**EXERCISE BRIEF:** Filter the records below and copy every line containing the word "this".

++++++++

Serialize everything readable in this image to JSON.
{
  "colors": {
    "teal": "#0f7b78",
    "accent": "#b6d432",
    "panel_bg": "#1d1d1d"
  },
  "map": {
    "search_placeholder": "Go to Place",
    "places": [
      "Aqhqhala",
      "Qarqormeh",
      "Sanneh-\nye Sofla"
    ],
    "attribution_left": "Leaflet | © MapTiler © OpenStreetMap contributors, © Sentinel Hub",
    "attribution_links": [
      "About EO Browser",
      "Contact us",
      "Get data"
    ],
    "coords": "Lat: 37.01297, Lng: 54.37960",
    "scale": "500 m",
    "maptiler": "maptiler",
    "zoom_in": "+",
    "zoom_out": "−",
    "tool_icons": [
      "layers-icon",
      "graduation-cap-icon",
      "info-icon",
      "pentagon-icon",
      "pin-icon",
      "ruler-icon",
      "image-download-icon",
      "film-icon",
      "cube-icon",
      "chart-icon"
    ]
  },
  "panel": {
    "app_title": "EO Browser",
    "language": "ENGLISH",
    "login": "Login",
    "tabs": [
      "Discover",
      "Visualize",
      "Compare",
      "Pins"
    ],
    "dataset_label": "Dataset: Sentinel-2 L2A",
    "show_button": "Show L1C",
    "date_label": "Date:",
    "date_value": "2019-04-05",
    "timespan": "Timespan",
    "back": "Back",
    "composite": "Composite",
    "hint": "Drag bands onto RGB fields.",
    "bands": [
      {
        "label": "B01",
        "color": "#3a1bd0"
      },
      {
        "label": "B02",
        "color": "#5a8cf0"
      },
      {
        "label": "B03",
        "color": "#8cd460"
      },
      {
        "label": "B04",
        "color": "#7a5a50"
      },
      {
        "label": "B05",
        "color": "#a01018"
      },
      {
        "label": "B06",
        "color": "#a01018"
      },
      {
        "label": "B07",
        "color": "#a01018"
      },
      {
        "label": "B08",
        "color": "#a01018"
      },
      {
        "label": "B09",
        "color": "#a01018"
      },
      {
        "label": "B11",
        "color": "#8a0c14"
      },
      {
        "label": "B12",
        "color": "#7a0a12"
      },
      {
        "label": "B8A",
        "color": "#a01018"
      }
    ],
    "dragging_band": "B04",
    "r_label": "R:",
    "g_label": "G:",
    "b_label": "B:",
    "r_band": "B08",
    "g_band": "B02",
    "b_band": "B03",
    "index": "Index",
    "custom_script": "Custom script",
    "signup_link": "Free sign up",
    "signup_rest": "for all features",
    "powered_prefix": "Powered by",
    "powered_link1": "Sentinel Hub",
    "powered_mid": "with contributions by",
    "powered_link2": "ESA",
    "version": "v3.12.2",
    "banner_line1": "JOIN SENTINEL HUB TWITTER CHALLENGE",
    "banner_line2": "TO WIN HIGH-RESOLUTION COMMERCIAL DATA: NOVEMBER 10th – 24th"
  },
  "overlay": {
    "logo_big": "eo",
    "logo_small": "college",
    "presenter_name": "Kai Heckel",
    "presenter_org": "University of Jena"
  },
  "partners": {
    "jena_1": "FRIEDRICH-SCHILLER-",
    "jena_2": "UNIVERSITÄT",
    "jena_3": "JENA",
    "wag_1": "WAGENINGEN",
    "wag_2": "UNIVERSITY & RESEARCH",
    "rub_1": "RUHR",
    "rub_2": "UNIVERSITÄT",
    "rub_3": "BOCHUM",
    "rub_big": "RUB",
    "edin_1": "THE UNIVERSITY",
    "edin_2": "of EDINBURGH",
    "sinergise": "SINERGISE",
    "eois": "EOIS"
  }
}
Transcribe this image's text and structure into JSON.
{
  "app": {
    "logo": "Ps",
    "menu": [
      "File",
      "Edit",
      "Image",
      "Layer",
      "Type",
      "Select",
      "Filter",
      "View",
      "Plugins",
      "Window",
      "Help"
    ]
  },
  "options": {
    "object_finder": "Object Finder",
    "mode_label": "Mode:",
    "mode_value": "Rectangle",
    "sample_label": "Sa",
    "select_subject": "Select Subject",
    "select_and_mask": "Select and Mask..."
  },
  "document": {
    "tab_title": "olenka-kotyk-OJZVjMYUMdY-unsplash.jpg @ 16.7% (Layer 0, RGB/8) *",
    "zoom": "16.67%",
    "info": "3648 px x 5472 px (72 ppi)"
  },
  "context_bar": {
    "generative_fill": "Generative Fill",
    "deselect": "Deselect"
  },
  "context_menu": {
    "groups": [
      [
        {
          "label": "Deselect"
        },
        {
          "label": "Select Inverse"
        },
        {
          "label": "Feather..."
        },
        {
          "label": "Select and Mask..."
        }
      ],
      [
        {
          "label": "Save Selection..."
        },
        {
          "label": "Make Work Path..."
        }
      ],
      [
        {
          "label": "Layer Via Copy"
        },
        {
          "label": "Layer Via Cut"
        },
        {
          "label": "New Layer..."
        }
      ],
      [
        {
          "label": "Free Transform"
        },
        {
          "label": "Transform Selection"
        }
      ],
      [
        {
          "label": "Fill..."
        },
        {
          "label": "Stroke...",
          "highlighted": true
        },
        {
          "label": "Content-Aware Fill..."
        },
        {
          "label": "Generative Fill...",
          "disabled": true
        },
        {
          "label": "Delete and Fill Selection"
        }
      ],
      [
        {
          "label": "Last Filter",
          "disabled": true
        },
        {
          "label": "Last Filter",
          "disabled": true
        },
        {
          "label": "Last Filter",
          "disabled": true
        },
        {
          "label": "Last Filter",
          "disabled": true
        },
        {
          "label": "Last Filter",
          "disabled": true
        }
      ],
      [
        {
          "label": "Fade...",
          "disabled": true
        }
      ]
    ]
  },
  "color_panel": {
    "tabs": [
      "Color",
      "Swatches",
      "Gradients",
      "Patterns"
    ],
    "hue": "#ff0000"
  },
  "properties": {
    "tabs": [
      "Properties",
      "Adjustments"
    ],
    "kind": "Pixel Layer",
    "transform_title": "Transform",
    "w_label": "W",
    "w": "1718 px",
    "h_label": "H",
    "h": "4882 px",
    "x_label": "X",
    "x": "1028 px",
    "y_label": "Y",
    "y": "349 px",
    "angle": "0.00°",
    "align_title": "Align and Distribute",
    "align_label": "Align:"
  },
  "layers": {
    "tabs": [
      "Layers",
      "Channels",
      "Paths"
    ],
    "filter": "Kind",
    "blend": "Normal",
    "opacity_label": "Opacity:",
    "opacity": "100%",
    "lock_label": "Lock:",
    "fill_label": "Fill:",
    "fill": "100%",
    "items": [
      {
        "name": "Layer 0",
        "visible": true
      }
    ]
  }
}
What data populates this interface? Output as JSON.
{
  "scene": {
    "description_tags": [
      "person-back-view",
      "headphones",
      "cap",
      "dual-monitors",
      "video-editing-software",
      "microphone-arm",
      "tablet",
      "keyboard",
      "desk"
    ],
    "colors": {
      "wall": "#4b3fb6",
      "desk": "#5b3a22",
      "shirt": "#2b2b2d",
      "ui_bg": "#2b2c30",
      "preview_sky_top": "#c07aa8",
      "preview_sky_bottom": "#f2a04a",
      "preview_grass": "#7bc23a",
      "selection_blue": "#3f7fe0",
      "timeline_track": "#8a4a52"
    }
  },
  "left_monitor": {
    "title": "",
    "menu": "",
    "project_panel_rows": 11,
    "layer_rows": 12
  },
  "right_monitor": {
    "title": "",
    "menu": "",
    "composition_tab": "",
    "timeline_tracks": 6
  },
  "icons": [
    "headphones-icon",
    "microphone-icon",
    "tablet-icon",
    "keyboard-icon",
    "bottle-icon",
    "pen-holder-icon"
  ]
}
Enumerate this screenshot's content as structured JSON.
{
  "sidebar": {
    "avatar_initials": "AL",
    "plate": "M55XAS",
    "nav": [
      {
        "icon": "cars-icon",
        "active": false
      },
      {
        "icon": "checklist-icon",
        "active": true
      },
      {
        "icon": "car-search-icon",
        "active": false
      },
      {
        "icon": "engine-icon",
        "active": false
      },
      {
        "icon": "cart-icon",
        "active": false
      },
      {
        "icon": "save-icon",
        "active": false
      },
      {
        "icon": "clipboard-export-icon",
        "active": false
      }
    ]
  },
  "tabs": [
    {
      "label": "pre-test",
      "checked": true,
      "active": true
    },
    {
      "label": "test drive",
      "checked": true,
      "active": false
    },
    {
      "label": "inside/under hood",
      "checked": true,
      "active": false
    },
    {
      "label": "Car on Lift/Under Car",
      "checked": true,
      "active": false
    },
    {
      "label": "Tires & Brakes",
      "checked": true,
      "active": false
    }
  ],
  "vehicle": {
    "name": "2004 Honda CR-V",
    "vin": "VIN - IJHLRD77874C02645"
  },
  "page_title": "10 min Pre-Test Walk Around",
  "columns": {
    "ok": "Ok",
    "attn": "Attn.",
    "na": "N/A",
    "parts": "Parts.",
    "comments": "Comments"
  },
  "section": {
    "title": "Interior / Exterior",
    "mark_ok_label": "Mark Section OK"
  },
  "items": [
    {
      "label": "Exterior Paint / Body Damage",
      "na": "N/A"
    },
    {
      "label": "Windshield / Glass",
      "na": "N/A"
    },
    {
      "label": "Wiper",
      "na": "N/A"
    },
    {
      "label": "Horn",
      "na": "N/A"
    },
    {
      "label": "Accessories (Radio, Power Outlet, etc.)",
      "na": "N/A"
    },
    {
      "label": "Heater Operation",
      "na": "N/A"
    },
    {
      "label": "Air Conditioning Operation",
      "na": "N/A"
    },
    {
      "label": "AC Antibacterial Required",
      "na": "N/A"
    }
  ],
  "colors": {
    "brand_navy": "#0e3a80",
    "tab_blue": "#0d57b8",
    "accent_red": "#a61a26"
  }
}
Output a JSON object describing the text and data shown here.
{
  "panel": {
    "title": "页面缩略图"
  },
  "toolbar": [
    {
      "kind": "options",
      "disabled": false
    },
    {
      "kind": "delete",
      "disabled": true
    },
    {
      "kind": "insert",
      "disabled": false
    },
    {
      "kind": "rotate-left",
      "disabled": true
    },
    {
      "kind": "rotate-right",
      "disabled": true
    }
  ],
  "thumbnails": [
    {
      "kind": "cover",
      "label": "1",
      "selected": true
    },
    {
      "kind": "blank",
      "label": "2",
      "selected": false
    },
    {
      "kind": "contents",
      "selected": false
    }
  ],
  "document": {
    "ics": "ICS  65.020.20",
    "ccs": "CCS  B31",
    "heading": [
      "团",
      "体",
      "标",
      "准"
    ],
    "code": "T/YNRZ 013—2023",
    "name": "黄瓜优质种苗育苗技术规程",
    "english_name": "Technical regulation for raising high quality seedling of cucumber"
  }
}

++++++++

**SOLUTION TO THE EXERCISE:**
Serialize everything readable in this image to JSON.
Transcribe this image's text and structure into JSON.
What data populates this interface? Output as JSON.
Enumerate this screenshot's content as structured JSON.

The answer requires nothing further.